"Even though the war resolved the issues of Union and slavery, it didn't entirely resolve the issues that underlay those two questions," he said. "These issues are still important in American society today: regionalism, resentment of centralized government, debates about how powerful the national government ought to be and what role it ought to play in people's lives."
McPherson is frequently called upon to use his historical knowledge to reflect on current events. He was one of the speakers at a memorial service held on campus the Sunday following the terrorist attacks of Sept. 11, 2001. Addressing the crowd gathered on Cannon Green, he said, "In the spirit of (Abraham) Lincoln's second inaugural address, let us also forswear malice even as we as a nation go forward 'with firmness in the right, as God gives us to see the right, let us ... bind up the nation's wounds and do all which may achieve and cherish a just, and a lasting peace, among ourselves and with all nations.'"

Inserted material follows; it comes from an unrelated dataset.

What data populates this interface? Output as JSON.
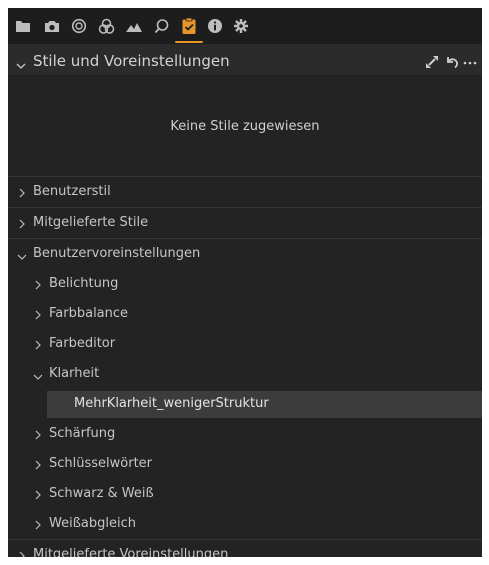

A graduate of Gustavus Adolphus College in Minnesota, McPherson earned his Ph.D. from Johns Hopkins University. His dissertation, "The Struggle for Equality: Abolitionists and the Negro in the Civil War and Reconstruction," was published by Princeton University Press in 1964.
McPherson went on to write and edit many other books about abolition, the war and Lincoln. One of his more recent books, "For Cause and Comrades: Why Men Fought in the Civil War" (Oxford University Press, 1997), won the 1998 Lincoln Prize awarded by the Lincoln and Soldiers Institute for outstanding scholarly work. A new edition of "Battle Cry of Freedom," containing 700 new illustrations, was published this fall. He also recently has produced two new books about important Civil War battles: "Crossroads of Freedom: Antietam" (Oxford University Press, 2002); and "Hallowed Ground: A Walk at Gettysburg" (Crown Publishing, 2003).

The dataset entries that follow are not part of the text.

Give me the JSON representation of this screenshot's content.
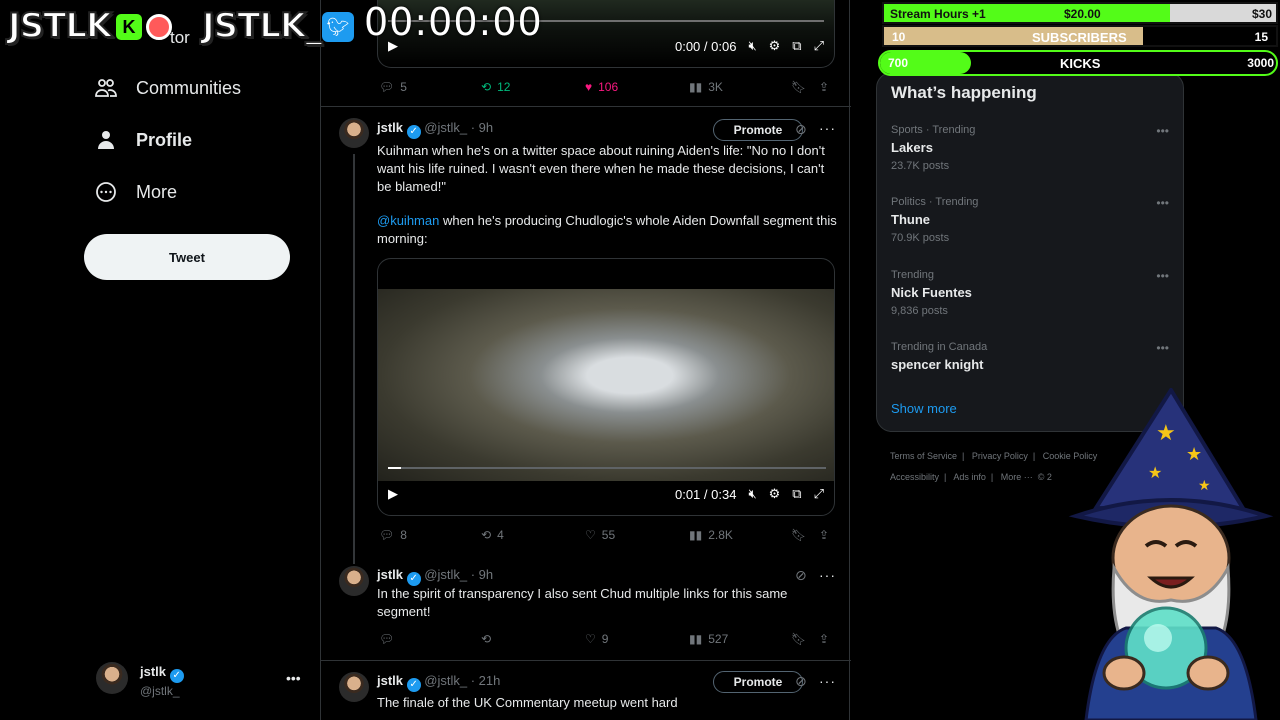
{
  "overlay": {
    "logo_left": "JSTLK",
    "logo_right": "JSTLK_",
    "timer": "00:00:00",
    "kick_icon_letter": "K",
    "creator_fragment": "tor",
    "goals": [
      {
        "label": "Stream Hours +1",
        "value": "$20.00",
        "target": "$30",
        "progress": 0.73,
        "color": "#53fc18"
      },
      {
        "label": "SUBSCRIBERS",
        "value": "10",
        "target": "15",
        "progress": 0.66,
        "color": "#d8bd8a"
      },
      {
        "label": "KICKS",
        "value": "700",
        "target": "3000",
        "progress": 0.23,
        "color": "#53fc18"
      }
    ]
  },
  "sidebar": {
    "items": [
      {
        "label": "Communities",
        "icon": "communities-icon"
      },
      {
        "label": "Profile",
        "icon": "profile-icon"
      },
      {
        "label": "More",
        "icon": "more-circle-icon"
      }
    ],
    "tweet_label": "Tweet",
    "account": {
      "name": "jstlk",
      "handle": "@jstlk_"
    }
  },
  "feed": {
    "top_video": {
      "time": "0:00 / 0:06"
    },
    "top_actions": {
      "replies": "5",
      "retweets": "12",
      "likes": "106",
      "views": "3K"
    },
    "tweets": [
      {
        "name": "jstlk",
        "handle": "@jstlk_",
        "age": "· 9h",
        "promote": "Promote",
        "text": "Kuihman when he's on a twitter space about ruining Aiden's life: \"No no I don't want his life ruined. I wasn't even there when he made these decisions, I can't be blamed!\"",
        "mention": "@kuihman",
        "text2": " when he's producing Chudlogic's whole Aiden Downfall segment this morning:",
        "video_time": "0:01 / 0:34",
        "video_progress": 0.03,
        "actions": {
          "replies": "8",
          "retweets": "4",
          "likes": "55",
          "views": "2.8K"
        }
      },
      {
        "name": "jstlk",
        "handle": "@jstlk_",
        "age": "· 9h",
        "text": "In the spirit of transparency I also sent Chud multiple links for this same segment!",
        "actions": {
          "replies": "",
          "retweets": "",
          "likes": "9",
          "views": "527"
        }
      },
      {
        "name": "jstlk",
        "handle": "@jstlk_",
        "age": "· 21h",
        "promote": "Promote",
        "text": "The finale of the UK Commentary meetup went hard"
      }
    ]
  },
  "trends": {
    "title": "What’s happening",
    "items": [
      {
        "meta": "Sports · Trending",
        "name": "Lakers",
        "count": "23.7K posts"
      },
      {
        "meta": "Politics · Trending",
        "name": "Thune",
        "count": "70.9K posts"
      },
      {
        "meta": "Trending",
        "name": "Nick Fuentes",
        "count": "9,836 posts"
      },
      {
        "meta": "Trending in Canada",
        "name": "spencer knight",
        "count": ""
      }
    ],
    "show_more": "Show more"
  },
  "footer": {
    "row1": [
      "Terms of Service",
      "Privacy Policy",
      "Cookie Policy"
    ],
    "row2": [
      "Accessibility",
      "Ads info",
      "More ···",
      "© 2"
    ]
  },
  "colors": {
    "accent": "#1d9bf0",
    "like": "#f91880",
    "retweet": "#00ba7c",
    "kick_green": "#53fc18"
  }
}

A crusader for preservation, McPherson in 1991 was named by the U.S. Senate to the Civil War Sites Advisory Commission. The group determined major battle sites, evaluated conditions and recommended improvements in a report issued in 1993. This past year, he has served as president of the American Historical Association.

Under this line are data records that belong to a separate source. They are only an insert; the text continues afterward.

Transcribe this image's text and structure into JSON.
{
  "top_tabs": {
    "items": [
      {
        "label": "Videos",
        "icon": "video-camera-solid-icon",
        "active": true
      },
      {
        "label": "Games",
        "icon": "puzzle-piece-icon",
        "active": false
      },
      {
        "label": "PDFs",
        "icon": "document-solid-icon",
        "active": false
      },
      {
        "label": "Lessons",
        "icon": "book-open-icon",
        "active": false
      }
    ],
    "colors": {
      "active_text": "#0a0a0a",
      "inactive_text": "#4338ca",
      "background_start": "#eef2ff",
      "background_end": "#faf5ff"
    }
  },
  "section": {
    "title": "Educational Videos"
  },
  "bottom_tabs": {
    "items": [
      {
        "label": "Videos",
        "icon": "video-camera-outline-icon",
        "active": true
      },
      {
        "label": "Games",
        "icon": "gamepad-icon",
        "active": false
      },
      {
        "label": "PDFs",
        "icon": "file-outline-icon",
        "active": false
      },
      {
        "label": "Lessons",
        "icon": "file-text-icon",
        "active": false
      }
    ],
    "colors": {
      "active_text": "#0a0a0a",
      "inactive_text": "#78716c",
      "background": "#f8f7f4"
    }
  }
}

Baccalaureate is an end-of-the-year ceremony focused on members of the senior class. Held in the University Chapel, it includes prayers and readings from various religious and philosophical traditions. The earliest recorded Baccalaureate address -- titled "Religion and the Public Spirit" -- was delivered by President Samuel Davies in 1760 to the 11 members of the graduating class. Since 1972, the address has been given by a speaker chosen by the president after discussion with class leaders.
Seating in the chapel is limited to members of the senior class and faculty procession. Seniors receive two tickets for family and guests who may view the ceremony via simulcast, including on a large screen to be set up outside the chapel.